Problem details - Count how many lines of the data below contain the string "Сегодня"; the reply should be that number alone.

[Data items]
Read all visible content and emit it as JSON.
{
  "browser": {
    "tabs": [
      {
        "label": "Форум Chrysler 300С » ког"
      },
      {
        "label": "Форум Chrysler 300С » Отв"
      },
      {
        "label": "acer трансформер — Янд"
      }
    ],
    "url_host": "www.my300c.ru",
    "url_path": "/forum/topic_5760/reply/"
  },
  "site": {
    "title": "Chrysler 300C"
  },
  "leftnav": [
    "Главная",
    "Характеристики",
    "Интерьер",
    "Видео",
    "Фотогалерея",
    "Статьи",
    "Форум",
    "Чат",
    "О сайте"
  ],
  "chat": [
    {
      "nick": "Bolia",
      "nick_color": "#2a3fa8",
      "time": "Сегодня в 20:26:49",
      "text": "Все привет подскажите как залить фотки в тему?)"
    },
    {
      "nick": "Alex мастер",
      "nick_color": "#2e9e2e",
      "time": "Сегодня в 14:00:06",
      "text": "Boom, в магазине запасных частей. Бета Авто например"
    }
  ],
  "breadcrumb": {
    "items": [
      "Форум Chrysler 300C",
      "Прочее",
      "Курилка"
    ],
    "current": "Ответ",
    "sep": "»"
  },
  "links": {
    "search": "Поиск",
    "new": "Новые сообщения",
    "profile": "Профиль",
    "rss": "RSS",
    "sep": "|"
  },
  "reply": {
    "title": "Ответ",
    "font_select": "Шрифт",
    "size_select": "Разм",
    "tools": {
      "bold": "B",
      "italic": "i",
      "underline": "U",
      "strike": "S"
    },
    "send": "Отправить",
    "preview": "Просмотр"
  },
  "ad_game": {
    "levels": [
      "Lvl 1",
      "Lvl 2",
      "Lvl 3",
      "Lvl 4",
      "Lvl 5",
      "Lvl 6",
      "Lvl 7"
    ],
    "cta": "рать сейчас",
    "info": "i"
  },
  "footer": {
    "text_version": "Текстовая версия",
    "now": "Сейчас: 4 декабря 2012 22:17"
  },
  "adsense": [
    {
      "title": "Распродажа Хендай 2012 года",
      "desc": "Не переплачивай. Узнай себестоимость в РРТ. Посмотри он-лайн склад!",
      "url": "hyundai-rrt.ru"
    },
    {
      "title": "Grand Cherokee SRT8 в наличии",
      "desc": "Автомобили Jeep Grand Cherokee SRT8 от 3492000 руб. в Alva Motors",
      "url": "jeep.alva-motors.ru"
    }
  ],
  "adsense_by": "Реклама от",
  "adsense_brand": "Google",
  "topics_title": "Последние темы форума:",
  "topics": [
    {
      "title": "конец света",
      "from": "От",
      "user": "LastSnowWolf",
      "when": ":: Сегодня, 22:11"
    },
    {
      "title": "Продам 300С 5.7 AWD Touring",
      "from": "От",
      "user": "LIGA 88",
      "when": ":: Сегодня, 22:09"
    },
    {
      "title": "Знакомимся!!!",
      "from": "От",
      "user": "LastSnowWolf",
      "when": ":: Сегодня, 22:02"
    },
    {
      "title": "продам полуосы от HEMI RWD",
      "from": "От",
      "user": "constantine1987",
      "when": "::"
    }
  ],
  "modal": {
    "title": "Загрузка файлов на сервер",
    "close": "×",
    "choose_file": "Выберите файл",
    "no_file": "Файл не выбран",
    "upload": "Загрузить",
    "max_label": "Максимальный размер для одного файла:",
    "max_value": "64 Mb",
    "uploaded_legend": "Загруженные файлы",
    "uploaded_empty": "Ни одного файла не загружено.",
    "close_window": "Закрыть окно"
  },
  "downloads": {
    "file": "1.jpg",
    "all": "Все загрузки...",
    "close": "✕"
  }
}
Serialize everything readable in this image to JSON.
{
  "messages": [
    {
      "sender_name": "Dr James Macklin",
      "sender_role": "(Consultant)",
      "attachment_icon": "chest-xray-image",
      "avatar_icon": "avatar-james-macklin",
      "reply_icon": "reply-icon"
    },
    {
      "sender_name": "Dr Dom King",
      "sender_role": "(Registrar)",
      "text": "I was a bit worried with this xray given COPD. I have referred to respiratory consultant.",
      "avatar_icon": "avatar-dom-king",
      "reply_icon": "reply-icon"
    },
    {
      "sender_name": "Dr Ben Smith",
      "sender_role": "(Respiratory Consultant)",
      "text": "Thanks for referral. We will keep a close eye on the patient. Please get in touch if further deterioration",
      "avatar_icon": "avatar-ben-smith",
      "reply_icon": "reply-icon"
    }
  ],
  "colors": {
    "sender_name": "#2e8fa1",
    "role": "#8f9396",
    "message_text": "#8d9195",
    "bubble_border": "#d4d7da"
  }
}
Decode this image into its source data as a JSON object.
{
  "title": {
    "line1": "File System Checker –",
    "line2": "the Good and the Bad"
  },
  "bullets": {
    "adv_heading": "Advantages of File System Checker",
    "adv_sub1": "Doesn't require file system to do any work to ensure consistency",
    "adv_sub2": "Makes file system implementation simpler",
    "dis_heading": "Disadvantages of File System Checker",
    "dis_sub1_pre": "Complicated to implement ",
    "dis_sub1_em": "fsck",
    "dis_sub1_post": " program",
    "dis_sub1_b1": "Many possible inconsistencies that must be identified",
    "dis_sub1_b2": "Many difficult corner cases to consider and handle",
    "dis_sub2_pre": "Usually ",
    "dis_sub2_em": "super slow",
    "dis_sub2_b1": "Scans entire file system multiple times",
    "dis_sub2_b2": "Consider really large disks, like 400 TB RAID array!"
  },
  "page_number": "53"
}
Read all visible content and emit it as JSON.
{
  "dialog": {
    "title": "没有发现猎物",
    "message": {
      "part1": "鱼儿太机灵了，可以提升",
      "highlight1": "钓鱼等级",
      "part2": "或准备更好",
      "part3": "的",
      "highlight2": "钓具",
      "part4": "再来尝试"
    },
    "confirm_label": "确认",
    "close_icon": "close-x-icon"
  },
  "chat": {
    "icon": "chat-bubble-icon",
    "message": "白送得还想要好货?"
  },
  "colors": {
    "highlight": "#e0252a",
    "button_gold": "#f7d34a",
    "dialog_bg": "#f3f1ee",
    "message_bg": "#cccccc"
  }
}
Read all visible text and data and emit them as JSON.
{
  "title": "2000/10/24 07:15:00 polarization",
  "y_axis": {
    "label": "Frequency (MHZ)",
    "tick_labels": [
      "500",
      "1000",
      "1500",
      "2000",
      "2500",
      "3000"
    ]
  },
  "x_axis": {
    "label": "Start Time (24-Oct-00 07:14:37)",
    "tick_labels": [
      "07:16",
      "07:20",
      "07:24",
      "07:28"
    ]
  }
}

Written reply - 5